Cheval Blanc

Chateau Cheval Blanc Logo

It’s not every day you taste 100% Cabernet Franc. It’s not every day you taste 100% Cabernet Franc from three different soil types. Nor is it every day you do exactly the same with Merlot and with the wines coming from the Premier Grand Cru Classé A St Emilion, Château Cheval Blanc. It is in fact so out of the ordinary that it has actually never before been done outside of the château or by anyone other than the technical team, yet here was Pierre-Olivier Clouet, the château’s Technical Manager since 2008, presenting plot samples alongside finished wines to 75 of the great and the good (and me!) of the wine world’s MWs, student MWs, educators, journalists, importers and merchants.


This new openness is refreshing. Pierre-Olivier explained vineyard and vinification decisions which lead to Cheval Blanc being one of the greatest wines in the world, then gave us the evidence to prove it, without any PR patter, prices or bumptiousness. His down-to-earth, clear and hugely informative presentation was a welcome relief from the usual hype.


Cheval Blanc GlassesInitially we tasted 2012 samples – raw components, or ingredients, of the new wine to be blended, crafted, created at the end of the month. What a privilege to be able to make our very own 2012 albeit with just a fraction of the 44 plot samples the winemaking team will have at their disposal. As soil, (Pierre-Olivier tried very hard, and failed only once, not to use the word terroir) makes such a huge impact on the flavours, the grape variety being an expression of its soil, each plot in the 39 hectares Cheval Blanc farms, is vinified separately. Once fermented, and pre-ageing, the wines are tasted blind. No matter where the grapes originate – whether from the lesser sandy soils or those generally offering more complexity from the gravelly plots or the concentrated more structured grapes from clay soils – whichever are deemed the best in that year will fulfil their rightful destiny and make it into the Grand Vin, otherwise they will find their way into the second wine, Le Petit Cheval or even into the third wine. In this new spirit of glasnost, not only did we taste an expressive, concentrated, fine sample of Cabernet Franc 2012 from a clay soil plot but also one from sandy soils where the wine was not of sufficient quality, showing too many green pepper notes and with unripe tannins. Its final fate will be a less glamorous one.
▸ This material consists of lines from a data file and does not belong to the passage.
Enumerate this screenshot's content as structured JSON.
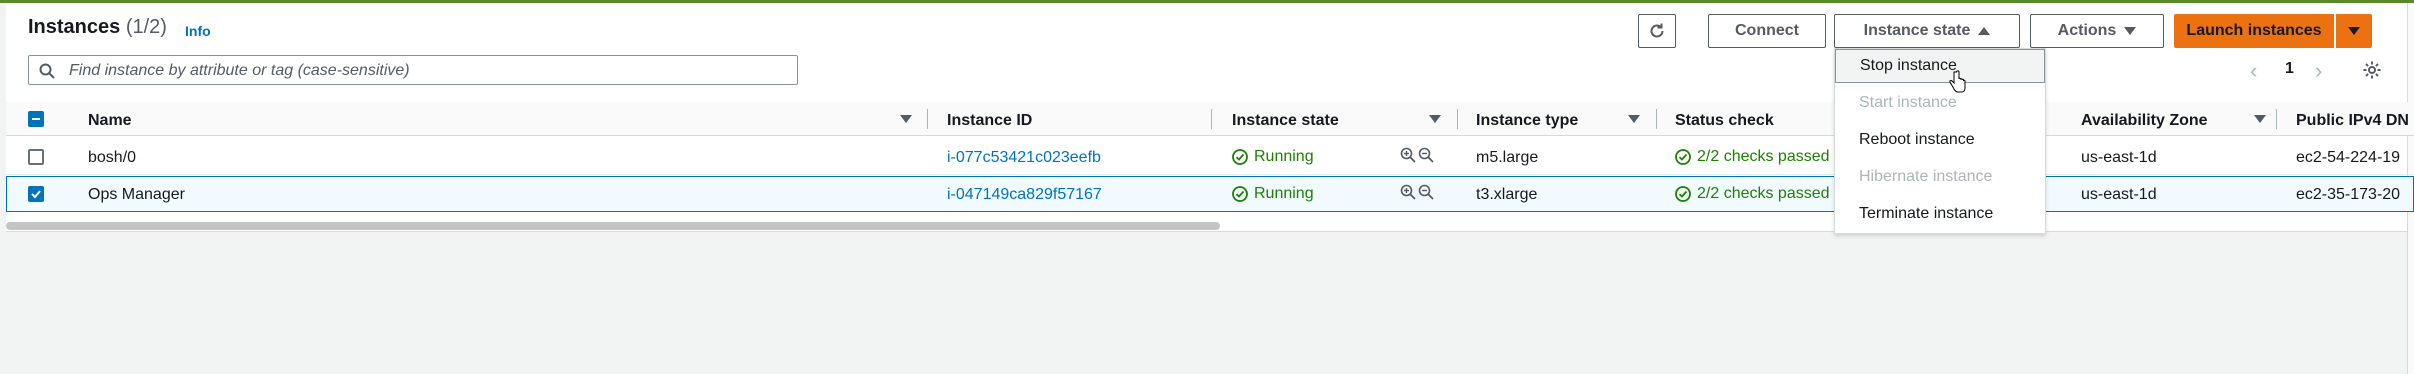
{
  "header": {
    "title": "Instances",
    "count": "(1/2)",
    "info": "Info"
  },
  "search": {
    "placeholder": "Find instance by attribute or tag (case-sensitive)"
  },
  "toolbar": {
    "connect": "Connect",
    "instance_state": "Instance state",
    "actions": "Actions",
    "launch": "Launch instances"
  },
  "pagination": {
    "current_page": "1"
  },
  "table": {
    "columns": {
      "name": "Name",
      "instance_id": "Instance ID",
      "instance_state": "Instance state",
      "instance_type": "Instance type",
      "status_check": "Status check",
      "availability_zone": "Availability Zone",
      "public_ipv4": "Public IPv4 DN"
    },
    "rows": [
      {
        "selected": false,
        "name": "bosh/0",
        "instance_id": "i-077c53421c023eefb",
        "state": "Running",
        "type": "m5.large",
        "status_check": "2/2 checks passed",
        "az": "us-east-1d",
        "public_dns": "ec2-54-224-19"
      },
      {
        "selected": true,
        "name": "Ops Manager",
        "instance_id": "i-047149ca829f57167",
        "state": "Running",
        "type": "t3.xlarge",
        "status_check": "2/2 checks passed",
        "az": "us-east-1d",
        "public_dns": "ec2-35-173-20"
      }
    ]
  },
  "instance_state_menu": {
    "items": [
      {
        "label": "Stop instance",
        "disabled": false,
        "hovered": true
      },
      {
        "label": "Start instance",
        "disabled": true
      },
      {
        "label": "Reboot instance",
        "disabled": false
      },
      {
        "label": "Hibernate instance",
        "disabled": true
      },
      {
        "label": "Terminate instance",
        "disabled": false
      }
    ]
  },
  "colors": {
    "accent": "#0073bb",
    "launch": "#ec7211",
    "running": "#1d8102",
    "disabled": "#aab7b8"
  }
}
I would not be inclined to argue with Pierre-Olivier having tasted the 2001 sample of Cabernet Franc, blended from the various plots which went into the Grand Vin, that in his opinion it is ‘the best variety in the world’. It and Merlot are the only two grapes used in Cheval Blanc and the ratio of each is totally dependent on the vintage – there is no set formula. The only rule they work to is to work ‘like monks’, traditionally, toiling in the vineyards: limiting vine vigour in the Cabernet Franc, controlling yields by green harvesting the Merlot. In the winery, they only ever add sulphur, yeast and egg white but there was no suggestion of letting the wine make itself. Why spend a fortune on a truly beautiful new winery if you never actually go there!


Making the perfect wine is more than a lifetime’s work. Pierre-Olivier admitted to not yet having made the perfect blend so the toiling and striving goes on. Already, over the course of fifteen years, they have developed their own Cabernet Franc clone through micro-vinification experimentation. Every vintage they retain 24 bottles of each wine which makes up the blend to assess its development over the years – there are now 6 fewer bottles of 2001 – so the research, decisions and planning continues.


The team at Cheval Blanc makes premium wine selling at stratospheric prices (approximately £900 a bottle for 2010 should you wish to buy a couple of cases!), yet is far from complacent. One feels sure that that perfect blend is within Pierre-Olivier’s grasp, and tasting the 2010, he’s certainly not far away, whether it will ever be 100% Cabernet Franc is anyone’s guess.

Thanks to Yvon Mau for organising such an enlightening (not to mention delicious!) tasting and to Pierre-Olivier for sharing his knowledge and insights with such candour.